Writer-Artist Four: Jorge Luis Borges
Jorge Luis Borges, the great Argentinian master of both philosophical and fantasy literature, of whom Nobelist J. M. Coetzee wrote: “He, more than anyone, renovated the language of fiction,” produced little visual art.
After progressive deterioration of his eyesight, he went totally blind at 55. The only surviving work of which I’m aware is this primitive, appropriately fantastical rendering of a tiger. I include it because it is Borges’ and because of the meaning the tiger held for him.
“In my childhood,” he declared, “I was a fervent worshiper of the tiger.” He lingered before them in the zoo. “Childhood passed away,” he wrote, “and the tigers and my passion for them grew old, but still they are in my dreams. At that submerged or chaotic level, they keep prevailing. And so, as I sleep, some dream beguiles me, and suddenly I know I am dreaming. Then I think: this is a dream, a pure diversion of my will; and now that I have unlimited power, I am going to cause a tiger.”
The drawing matches the inaccuracy of his dream images: “Oh, incompetence! Never can my dreams engender the wild beast I long for.
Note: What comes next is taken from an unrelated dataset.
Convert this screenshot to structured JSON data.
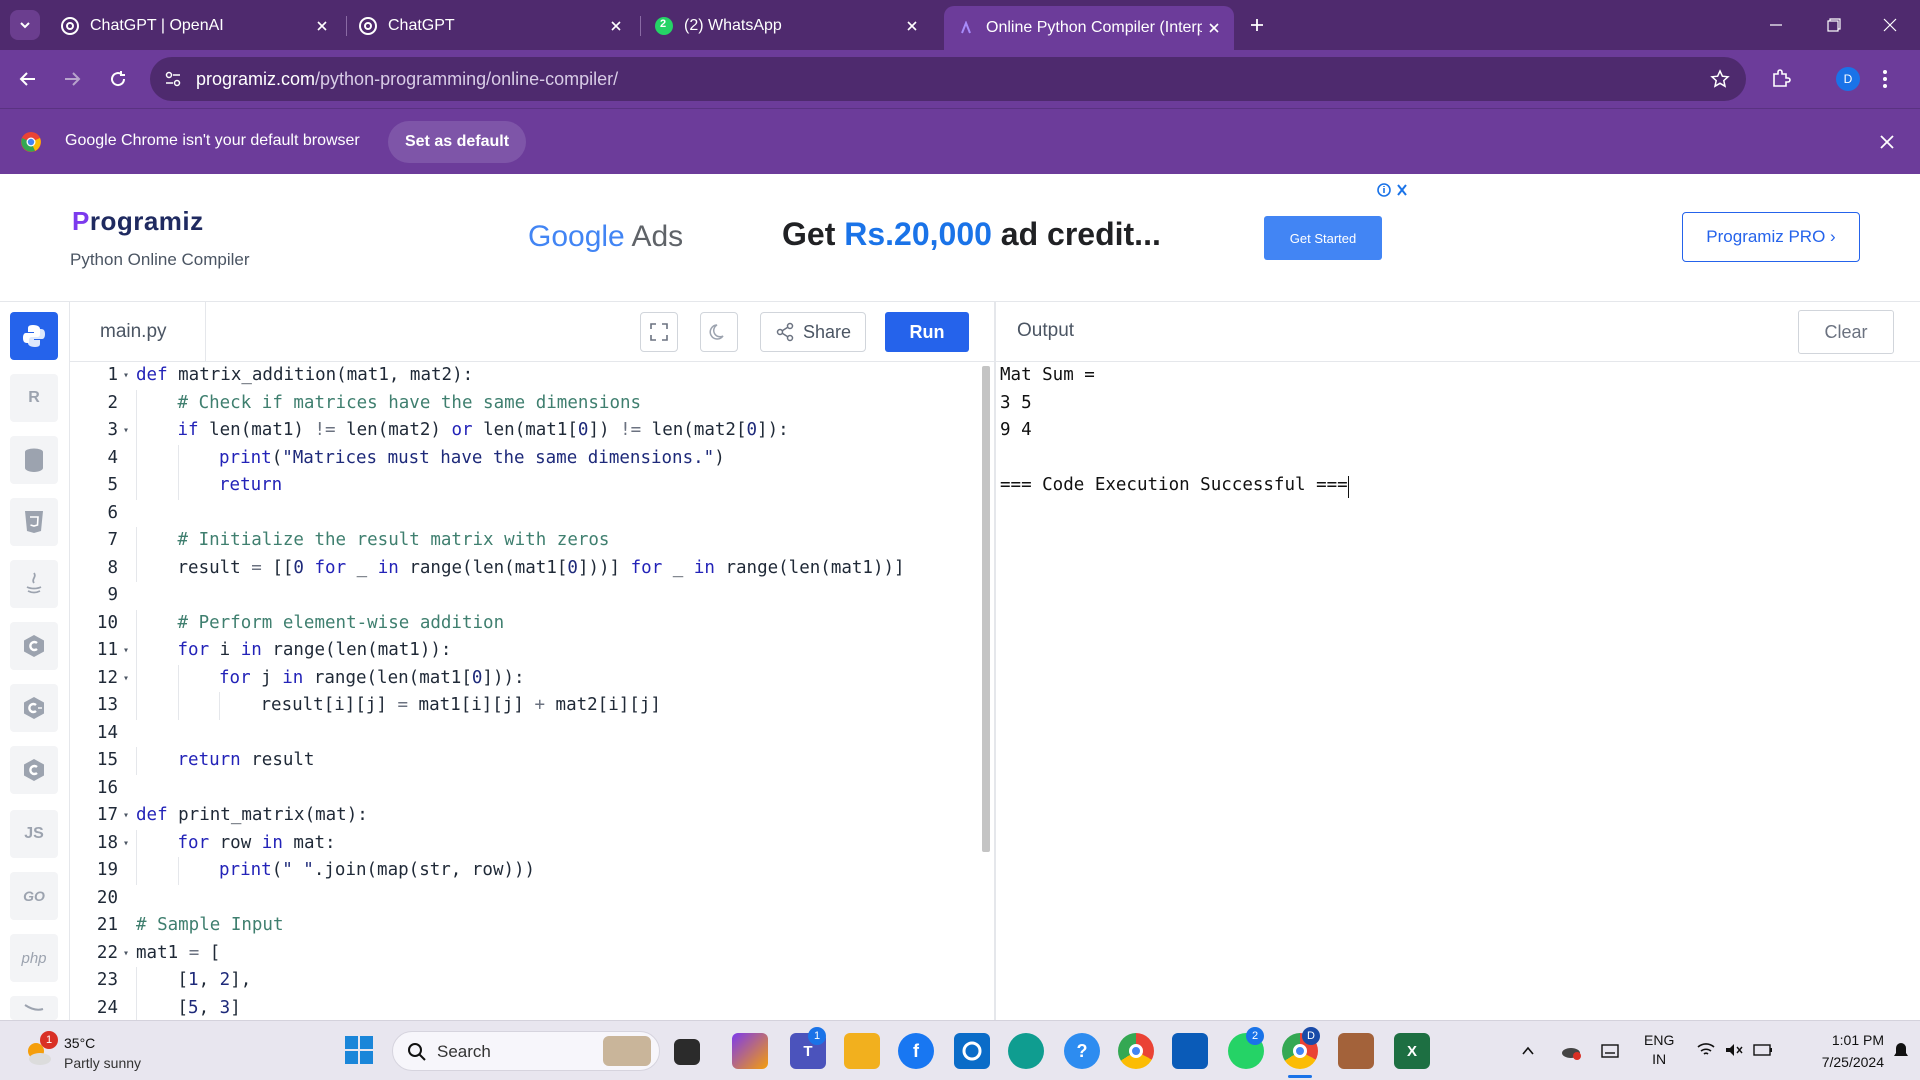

The tiger indeed appears, but stuffed or flimsy, or with impure variations of shape, or of an implausible size, or all too fleeting, or with a touch of the dog or the bird.”
[From Dreamtigers, by Jorge Luis Borges, translated by Mildred Boyer]
For more writer-artists, check out The Writer’s Brush: Paintings, Drawings, and Sculpture by Writers for more than 400 plates of artwork by great writers and the stories behind them.